St Matthew in the City Reverend Clay Nelson has joined the atheist run-Secular Education Network in a bid to get the religious education programme out of the country's primary and secondary schools.
Nelson said the programme is an imposition on the human rights of children as it restricts the freedom of other religions which is protected under the Bill of Rights.
"The biggest reason is the issue of human rights," Nelson told TV ONE's Breakfast.
"We believe in freedom of religion and to have Bibles in public schools is in an imposition on the religious freedom of others. To have religious freedom you have to have freedom from the religion of others."
Parents have the option of taking their children out of religions education classes but Nelson said this can leave children subjected to intimidation.
He said he had spoken to parents whose children, some as young as six-years-old, had been coerced or intimidated by teachers and students.
"Somehow I don't think these are the values we want to teach in a value-orientated class," he said.
Nelson said calls to teach a range of religions in schools was ideal in theory but could quickly become a "political hot potato".

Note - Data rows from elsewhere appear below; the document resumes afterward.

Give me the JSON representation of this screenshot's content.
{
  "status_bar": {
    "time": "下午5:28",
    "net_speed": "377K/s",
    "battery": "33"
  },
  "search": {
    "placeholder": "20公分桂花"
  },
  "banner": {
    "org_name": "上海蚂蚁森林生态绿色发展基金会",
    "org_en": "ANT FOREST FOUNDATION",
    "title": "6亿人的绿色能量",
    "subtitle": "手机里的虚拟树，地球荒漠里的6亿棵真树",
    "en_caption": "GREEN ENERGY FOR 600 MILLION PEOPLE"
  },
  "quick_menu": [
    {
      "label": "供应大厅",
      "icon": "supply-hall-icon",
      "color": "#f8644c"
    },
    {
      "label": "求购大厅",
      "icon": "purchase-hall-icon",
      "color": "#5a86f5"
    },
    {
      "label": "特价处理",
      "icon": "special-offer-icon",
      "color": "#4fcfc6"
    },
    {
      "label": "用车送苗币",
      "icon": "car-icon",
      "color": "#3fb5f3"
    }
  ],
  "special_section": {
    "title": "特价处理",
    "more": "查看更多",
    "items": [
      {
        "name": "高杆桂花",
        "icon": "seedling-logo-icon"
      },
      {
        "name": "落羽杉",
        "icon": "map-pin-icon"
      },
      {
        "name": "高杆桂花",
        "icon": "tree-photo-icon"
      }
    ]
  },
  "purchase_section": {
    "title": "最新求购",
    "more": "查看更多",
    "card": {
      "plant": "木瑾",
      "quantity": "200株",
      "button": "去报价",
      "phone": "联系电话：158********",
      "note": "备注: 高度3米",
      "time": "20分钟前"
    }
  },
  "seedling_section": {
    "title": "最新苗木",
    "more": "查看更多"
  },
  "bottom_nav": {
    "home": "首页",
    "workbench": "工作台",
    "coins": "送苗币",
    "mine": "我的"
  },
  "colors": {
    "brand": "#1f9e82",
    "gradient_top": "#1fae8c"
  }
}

He said he had tried to set up a similar programme to give children a taste of the world's religions in the United States but it was difficult for religious leaders to agree on the curriculum.
The Bibles in Schools programme has been supplied by the Churches Education Commission since 1973.
It says it is appropriate to give particular emphasis to the Christian faith in New Zealand because of its "pervasive influence through our cultural heritage and history, and continuing power and relevance".